The following intermediate template file includes user entries generated by the application-specific migration logic. In this example, all of the data listed in bold text is from the application-specific user repository.

dn: cn=jdoe, %s_UserContainerDN%
sn: Doe
%s_UserNicknameAttribute%: jdoe
objectClass: inetOrgPerson
objectClass: orclUserV2
title: Member of Technical Staff
homePhone: 415-584-5670
homePostalAddress: 234 Lez Drive$ Redwood City$ CA$ 94402
dn: cn=jsmith, %s_UserContainerDN%
sn: Smith
%s_UserNicknameAttribute%: jsmith
objectClass: inetOrgPerson
objectClass: orclUserV2
title: Member of Technical Staff
homePhone: 650-584-5670
homePostalAddress: 232 Gonzalez Drive$ San Francisco$ CA$ 94404
dn: cn=lrider, %s_UserContainerDN%
sn: Rider
%s_UserNicknameAttribute%: lrider
objectClass: inetOrgPerson
objectClass: orclUserV2
title: Senior Member of Technical Staff
homePhone: 650-584-5670

After all of the user data is converted to the intermediate file format, the OID Migration Tool further converts it into a proper LDIF file that can be loaded into Oracle Internet Directory.

You can find examples of intermediate template files in $ORACLE_HOME/ldap/schema/oid.

37.3.3.1.2 Attributes in User Entries

Each user entry has mandatory and optional attributes.

Table 37-2 lists and describes the mandatory attributes in a user entry.

Table 37-2 Mandatory Attributes in a User Entry

Attribute Description

dn

Distinguished name of the user entry with appropriate substitution variables. The relative distinguished name of the entry MUST contain the cn attribute.

sn

Surname—that is, the last name—of the user

objectclass

Object classes the entry should minimally belong to: inetOrgPerson and orclUserV2


See Also:

37.3.3.2 Task 2: Run the OID Migration Tool

After you set up the intermediate template file, the OID Migration Tool enables you to bring all pertinent data from the application-specific repository into Oracle Internet Directory.
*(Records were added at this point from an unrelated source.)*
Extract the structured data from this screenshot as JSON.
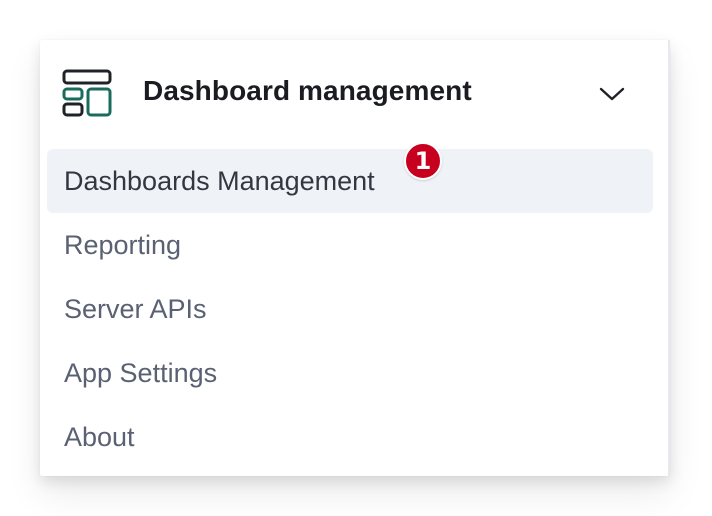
{
  "panel": {
    "title": "Dashboard management",
    "title_icon": "dashboard-layout-icon",
    "toggle_icon": "chevron-down-icon",
    "expanded": true
  },
  "nav": {
    "items": [
      {
        "label": "Dashboards Management",
        "active": true
      },
      {
        "label": "Reporting",
        "active": false
      },
      {
        "label": "Server APIs",
        "active": false
      },
      {
        "label": "App Settings",
        "active": false
      },
      {
        "label": "About",
        "active": false
      }
    ]
  },
  "annotation": {
    "step_number": "1"
  },
  "colors": {
    "title_text": "#1a1c21",
    "item_text": "#5a6172",
    "active_item_text": "#343741",
    "active_item_bg": "#eff2f6",
    "icon_accent": "#1a6b5e",
    "badge_bg": "#c8001f"
  }
}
After you have migrated the data, you can update whatever portion of it is relevant to the application by synchronizing that application with Oracle Internet Directory. You synchronize by using the Oracle Directory Synchronization Service.
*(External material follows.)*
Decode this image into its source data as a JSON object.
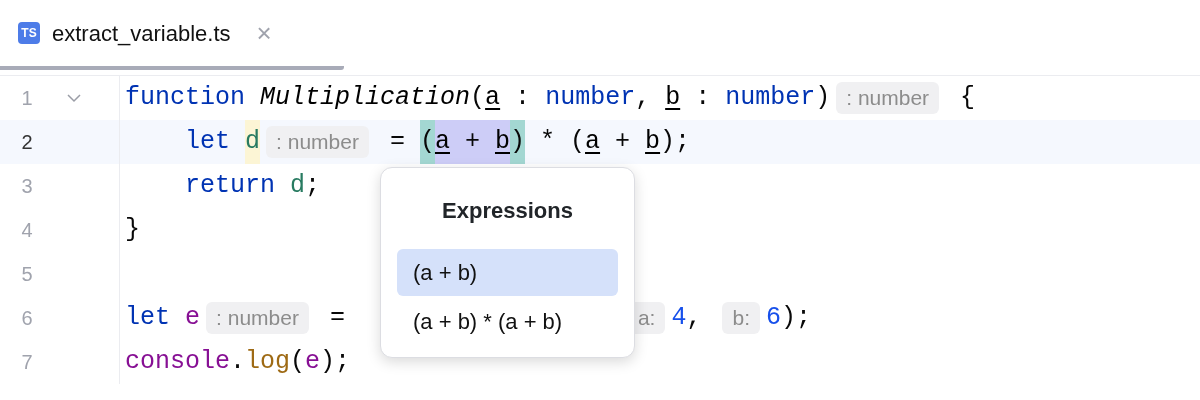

See Also:

The ldifmigrator command-line tool reference in Oracle Fusion Middleware Reference for Oracle Identity Management for instructions about using the OID Migration Tool